Ben’s Flotta experience must have lasted two years. In my year off between school and university I went up there for a few days; my job was sorting drawings. The two oilfields they serviced from Flotta were Piper and Claymore. I later facetiously asked him whether he was personally responsible for the Piper Alpha disaster in 1988. He merely noted that Occidental were remarkably cavalier on matters of health and safety.
His next, and final, paid employment was in Tripoli, Libya where he was head of construction for Occidental’s oil project. The job was well paid, and after just eight years there he was able to retire. There are many horror stories circulating about life in Arab dictatorships but for all his craziness Gadaffi did know which side his bread was buttered on, and apart from a few inevitable inconveniences, he had the good sense to leave people like Ben alone. There was a story circulating that at one of his Revolutionary Committees the issue of dependence on foreign workers was raised. Gadaffi apparently lost his rag, threw the microphone down, breaking it, saying, “There! If any of you can fix this, then we will expel the foreign workers!”
Retirement to Ireland suited Ben very well. Ben and Ann bought a large house in Whitegate, County Clare, near the western shore of Lough Derg. He made a new batch of friends at the local Church of Ireland in Scariff, and East Clare Heritage. On even years, Des and I would go there for Christmas, and we bonded well with our step-brother Nicholas who would come over from Canada. Ann’s daughter Alex would come over in the summers with her family, and just as he had been a wonderful father to us when we were young children, he turned out also to be a wonderful grandfather to Francisca and Cristina, Alex’s two daughters.
In April 1994, his neighbour Sampson’s daughter Fiona was abducted by Brendan O’Donnell, a local boy with a fascination for guns who had gone insane. Unlike the priest who had befriended him, and a young mother and child, Fiona survived the ordeal, but Whitegate was in a state of terror for many days before the Gardai finally caught up with Brendan. During these dark days Ben kept a shotgun under his bed. This disturbing experience seemed to erase much of liberality in Ben’s outlook – from then onwards he seemed to be all in favour of flogging and hanging!
Eventually, though, Ben found the enormous amount of work involved in running a large house with large grounds more than he was prepared to do, and he wanted to downsize. Ann was not in favour – if they were to downsize, then they would have to go to Canada. But Ben did not want to leave the land he loved. As a result, in 2000 they went their separate ways. Ann returned to Canada, and Ben moved to Birr.

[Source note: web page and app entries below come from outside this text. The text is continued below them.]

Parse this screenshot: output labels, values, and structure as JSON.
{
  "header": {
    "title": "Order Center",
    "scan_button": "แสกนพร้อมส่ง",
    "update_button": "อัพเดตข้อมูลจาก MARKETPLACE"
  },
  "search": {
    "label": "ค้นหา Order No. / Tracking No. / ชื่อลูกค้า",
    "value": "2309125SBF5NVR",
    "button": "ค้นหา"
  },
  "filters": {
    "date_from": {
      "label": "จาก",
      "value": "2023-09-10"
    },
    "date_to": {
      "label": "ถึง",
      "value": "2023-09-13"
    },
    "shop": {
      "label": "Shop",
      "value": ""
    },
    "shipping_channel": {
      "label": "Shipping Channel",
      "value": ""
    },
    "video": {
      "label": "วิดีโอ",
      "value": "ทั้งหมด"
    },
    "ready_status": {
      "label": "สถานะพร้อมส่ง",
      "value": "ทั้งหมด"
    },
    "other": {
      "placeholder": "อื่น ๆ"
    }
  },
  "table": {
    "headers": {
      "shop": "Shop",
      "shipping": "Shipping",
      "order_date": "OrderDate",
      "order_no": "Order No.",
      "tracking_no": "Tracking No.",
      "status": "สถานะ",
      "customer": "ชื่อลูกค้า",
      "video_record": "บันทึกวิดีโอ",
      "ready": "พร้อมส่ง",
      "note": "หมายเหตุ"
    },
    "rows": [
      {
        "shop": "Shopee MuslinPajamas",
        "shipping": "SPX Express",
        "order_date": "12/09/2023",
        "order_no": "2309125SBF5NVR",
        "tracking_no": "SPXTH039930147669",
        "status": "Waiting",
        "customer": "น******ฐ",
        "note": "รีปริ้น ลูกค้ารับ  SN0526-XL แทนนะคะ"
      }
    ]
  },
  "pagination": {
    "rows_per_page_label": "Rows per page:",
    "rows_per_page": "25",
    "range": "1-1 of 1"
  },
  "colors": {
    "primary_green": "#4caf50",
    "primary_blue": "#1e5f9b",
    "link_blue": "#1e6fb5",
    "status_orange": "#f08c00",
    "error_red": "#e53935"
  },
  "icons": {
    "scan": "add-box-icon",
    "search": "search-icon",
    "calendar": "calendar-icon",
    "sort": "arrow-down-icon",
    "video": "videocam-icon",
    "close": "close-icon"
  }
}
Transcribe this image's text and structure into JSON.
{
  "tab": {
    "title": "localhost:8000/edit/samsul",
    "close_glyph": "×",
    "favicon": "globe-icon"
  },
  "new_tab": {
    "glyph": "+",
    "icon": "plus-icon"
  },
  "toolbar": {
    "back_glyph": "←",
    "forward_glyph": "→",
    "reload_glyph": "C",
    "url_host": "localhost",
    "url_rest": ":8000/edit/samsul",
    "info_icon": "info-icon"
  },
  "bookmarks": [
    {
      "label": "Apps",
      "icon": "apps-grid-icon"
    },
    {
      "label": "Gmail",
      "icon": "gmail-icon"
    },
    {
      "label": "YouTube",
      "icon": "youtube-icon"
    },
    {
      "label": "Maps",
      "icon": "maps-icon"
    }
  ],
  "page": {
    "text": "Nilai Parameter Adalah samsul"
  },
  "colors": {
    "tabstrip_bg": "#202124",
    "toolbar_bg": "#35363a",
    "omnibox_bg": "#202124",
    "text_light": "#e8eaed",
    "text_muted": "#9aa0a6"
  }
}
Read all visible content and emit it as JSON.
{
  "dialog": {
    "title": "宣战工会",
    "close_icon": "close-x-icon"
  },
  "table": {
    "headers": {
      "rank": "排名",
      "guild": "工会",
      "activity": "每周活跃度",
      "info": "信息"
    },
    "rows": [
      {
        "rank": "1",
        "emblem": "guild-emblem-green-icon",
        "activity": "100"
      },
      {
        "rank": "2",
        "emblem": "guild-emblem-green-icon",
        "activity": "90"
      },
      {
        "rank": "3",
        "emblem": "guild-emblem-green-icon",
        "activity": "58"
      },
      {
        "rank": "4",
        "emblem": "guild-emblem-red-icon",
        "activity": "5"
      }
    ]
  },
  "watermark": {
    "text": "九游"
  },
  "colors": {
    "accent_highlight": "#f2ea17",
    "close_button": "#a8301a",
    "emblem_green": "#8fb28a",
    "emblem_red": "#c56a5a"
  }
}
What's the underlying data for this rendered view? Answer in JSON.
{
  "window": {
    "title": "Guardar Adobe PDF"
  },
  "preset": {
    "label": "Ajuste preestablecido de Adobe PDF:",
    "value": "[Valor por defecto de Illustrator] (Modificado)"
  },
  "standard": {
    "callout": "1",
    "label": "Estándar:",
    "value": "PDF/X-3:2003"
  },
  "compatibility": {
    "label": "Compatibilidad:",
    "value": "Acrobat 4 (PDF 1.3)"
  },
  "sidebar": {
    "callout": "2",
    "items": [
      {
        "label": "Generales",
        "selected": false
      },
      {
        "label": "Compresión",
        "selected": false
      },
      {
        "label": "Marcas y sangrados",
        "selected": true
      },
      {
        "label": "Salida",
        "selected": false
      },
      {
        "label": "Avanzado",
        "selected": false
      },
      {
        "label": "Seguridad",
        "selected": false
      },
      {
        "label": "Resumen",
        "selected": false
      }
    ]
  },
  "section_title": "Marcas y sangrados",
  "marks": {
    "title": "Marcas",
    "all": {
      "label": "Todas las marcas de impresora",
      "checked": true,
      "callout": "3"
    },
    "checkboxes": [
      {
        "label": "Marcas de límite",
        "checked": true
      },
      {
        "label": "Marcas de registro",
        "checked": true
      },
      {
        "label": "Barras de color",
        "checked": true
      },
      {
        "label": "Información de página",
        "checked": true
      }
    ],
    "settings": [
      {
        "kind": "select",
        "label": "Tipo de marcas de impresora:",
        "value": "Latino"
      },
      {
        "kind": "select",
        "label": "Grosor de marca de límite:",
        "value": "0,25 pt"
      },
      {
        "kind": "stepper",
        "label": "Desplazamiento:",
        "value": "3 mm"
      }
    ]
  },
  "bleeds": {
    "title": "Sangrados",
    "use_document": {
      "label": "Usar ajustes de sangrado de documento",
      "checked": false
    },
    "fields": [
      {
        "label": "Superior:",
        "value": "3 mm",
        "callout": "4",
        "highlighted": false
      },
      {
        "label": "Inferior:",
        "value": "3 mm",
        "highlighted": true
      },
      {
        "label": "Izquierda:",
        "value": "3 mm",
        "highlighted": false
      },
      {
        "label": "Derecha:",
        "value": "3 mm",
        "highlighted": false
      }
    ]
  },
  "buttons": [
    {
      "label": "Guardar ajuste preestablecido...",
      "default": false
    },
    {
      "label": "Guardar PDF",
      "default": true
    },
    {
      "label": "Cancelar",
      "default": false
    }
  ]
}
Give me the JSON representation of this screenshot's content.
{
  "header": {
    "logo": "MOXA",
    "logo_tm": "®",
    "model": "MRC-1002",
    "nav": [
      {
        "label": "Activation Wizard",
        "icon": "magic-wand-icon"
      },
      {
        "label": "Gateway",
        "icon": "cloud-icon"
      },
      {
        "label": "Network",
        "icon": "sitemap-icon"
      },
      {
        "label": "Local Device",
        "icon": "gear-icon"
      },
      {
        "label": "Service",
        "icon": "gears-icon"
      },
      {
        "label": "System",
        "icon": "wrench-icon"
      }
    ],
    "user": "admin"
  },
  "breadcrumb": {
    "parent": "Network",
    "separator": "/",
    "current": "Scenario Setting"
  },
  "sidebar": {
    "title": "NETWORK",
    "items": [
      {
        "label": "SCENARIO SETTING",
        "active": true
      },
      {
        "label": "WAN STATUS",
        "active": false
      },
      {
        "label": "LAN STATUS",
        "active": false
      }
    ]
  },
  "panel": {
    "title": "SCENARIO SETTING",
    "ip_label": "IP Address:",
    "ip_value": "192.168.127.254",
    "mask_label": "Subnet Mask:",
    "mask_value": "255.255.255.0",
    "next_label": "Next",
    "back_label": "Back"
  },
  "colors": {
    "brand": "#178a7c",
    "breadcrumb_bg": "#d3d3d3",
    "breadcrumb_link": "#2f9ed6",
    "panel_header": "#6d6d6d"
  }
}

Ben loved people dropping in on him without needing to knock, and being able to do the same with others. He loved keeping up with other peoples’ news, and sharing his own. Formal dinners were not his bag: he did not like dressing up. He preferred all socialisation to be casual, something I think of as characteristic of the Irish. He led an interesting life, travelling all over the world, and working in an incredible array of different environments, but Ireland was the only place he really considered home.
Ben did not really believe in an afterlife.
I do, and I fancy that, in the next world, Ben has already been allocated some task. I am guessing that it will be something unobtrusive. I am guessing that it will be something unglamorous – what I am sure of, though, is that whatever it is, it will be essential.